The magic car no longer moved; The Daemon and the Spirit Entered the eternal gates. Those clouds of aery gold That slept in glittering billows Beneath the azure canopy, With the ethereal footsteps trembled not; While slight and odorous mists Floated to strains of thrilling melody Through the vast columns and the pearly shrines.
The Daemon and the Spirit Approached the overhanging battlement, Below lay stretched the boundless universe! There, far as the remotest line That limits swift imagination's flight. Unending orbs mingled in mazy motion, Immutably fulfilling Eternal Nature's law. Above, below, around, The circling systems formed A wilderness of harmony. Each with undeviating aim In eloquent silence through the depths of space Pursued its wondrous way.—
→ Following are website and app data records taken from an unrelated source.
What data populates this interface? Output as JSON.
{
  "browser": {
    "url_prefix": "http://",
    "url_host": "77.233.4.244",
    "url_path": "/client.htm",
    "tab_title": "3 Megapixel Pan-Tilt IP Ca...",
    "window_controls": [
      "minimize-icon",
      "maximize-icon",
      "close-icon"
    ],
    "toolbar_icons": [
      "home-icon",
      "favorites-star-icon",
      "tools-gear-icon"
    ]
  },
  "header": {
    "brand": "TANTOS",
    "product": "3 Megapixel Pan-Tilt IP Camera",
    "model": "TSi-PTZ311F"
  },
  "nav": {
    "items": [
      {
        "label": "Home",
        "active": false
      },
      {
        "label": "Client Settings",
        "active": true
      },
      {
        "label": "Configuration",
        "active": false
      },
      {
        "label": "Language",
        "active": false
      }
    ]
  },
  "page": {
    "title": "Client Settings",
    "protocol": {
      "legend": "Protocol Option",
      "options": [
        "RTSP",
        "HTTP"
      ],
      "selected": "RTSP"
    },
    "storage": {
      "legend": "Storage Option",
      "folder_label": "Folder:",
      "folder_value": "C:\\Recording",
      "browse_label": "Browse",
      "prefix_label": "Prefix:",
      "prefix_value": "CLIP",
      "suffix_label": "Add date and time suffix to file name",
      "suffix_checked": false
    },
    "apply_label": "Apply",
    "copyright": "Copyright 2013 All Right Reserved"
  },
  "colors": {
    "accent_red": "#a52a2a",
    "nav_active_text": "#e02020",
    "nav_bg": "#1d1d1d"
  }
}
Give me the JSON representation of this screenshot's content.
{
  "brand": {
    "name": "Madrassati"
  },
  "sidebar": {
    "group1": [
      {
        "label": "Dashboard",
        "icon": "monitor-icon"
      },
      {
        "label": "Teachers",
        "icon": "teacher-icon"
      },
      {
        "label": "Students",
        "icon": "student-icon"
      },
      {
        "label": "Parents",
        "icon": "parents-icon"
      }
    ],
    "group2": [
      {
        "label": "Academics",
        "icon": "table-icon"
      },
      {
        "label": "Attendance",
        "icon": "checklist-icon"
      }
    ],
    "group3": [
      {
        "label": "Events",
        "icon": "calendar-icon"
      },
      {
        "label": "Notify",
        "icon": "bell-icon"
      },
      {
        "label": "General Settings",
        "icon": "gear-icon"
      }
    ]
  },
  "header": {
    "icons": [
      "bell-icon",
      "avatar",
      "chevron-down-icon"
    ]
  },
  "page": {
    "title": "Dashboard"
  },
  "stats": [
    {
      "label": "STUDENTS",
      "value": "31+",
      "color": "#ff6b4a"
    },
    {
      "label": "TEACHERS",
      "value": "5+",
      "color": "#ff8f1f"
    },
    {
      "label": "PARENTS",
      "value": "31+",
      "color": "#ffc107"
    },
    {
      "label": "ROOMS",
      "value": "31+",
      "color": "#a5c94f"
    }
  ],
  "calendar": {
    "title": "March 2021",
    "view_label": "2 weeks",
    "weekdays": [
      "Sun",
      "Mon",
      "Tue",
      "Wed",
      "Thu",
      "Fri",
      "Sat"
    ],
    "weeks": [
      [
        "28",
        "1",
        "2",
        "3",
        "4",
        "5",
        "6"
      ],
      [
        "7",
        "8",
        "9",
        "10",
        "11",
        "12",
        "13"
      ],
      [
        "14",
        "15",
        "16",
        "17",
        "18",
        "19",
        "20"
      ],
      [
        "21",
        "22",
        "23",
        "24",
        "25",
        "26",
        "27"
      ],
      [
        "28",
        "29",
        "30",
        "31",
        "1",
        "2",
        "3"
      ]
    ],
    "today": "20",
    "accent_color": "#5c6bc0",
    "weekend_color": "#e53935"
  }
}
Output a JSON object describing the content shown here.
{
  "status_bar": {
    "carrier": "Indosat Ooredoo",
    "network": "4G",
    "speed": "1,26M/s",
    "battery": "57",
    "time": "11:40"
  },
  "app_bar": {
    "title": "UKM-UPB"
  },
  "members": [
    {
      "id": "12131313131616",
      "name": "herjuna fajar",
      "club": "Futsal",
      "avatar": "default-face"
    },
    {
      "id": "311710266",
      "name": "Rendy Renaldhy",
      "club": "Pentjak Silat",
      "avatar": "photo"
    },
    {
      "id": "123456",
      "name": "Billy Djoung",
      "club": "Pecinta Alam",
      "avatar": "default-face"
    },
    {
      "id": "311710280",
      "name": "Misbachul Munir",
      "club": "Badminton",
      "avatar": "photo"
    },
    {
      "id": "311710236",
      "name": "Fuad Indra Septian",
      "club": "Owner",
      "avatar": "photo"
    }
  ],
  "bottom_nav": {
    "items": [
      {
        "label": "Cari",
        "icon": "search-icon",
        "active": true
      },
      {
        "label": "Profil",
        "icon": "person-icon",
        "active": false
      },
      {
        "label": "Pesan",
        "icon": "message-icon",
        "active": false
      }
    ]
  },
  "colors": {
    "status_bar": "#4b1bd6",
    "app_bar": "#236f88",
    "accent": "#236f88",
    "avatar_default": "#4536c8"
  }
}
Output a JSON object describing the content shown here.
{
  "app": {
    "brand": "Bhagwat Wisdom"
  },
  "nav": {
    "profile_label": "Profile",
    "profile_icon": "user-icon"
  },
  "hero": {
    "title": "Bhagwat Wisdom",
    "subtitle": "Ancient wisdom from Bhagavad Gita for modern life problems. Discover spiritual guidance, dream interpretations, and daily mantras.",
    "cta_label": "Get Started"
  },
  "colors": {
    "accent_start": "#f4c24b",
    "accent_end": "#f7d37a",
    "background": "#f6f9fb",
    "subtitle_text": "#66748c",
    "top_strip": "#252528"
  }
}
Awhile the Spirit paused in ecstasy. Yet soon she saw, as the vast spheres swept by, Strange things within their belted orbs appear. Like animated frenzies, dimly moved Shadows, and skeletons, and fiendly shapes, Thronging round human graves, and o'er the dead Sculpturing records for each memory In verse, such as malignant gods pronounce, Blasting the hopes of men, when heaven and hell Confounded burst in ruin o'er the world: And they did build vast trophies, instruments Of murder, human bones, barbaric gold, Skins torn from living men, and towers of skulls With sightless holes gazing on blinder heaven, Mitres, and crowns, and brazen chariots stained With blood, and scrolls of mystic wickedness, The sanguine codes of venerable crime. The likeness of a throned king came by. When these had passed, bearing upon his brow A threefold crown; his countenance was calm. His eye severe and cold; but his right hand Was charged with bloody coin, and he did gnaw By fits, with secret smiles, a human heart Concealed beneath his robe; and motley shapes, A multitudinous throng, around him knelt. With bosoms bare, and bowed heads, and false looks Of true submission, as the sphere rolled by. Brooking no eye to witness their foul shame, Which human hearts must feel, while human tongues Tremble to speak, they did rage horribly, Breathing in self-contempt fierce blasphemies Against the Daemon of the World, and high Hurling their armed hands where the pure Spirit, Serene and inaccessibly secure, Stood on an isolated pinnacle. The flood of ages combating below, The depth of the unbounded universe Above, and all around Necessity's unchanging harmony.
Regarding cj. A.C. Bradley.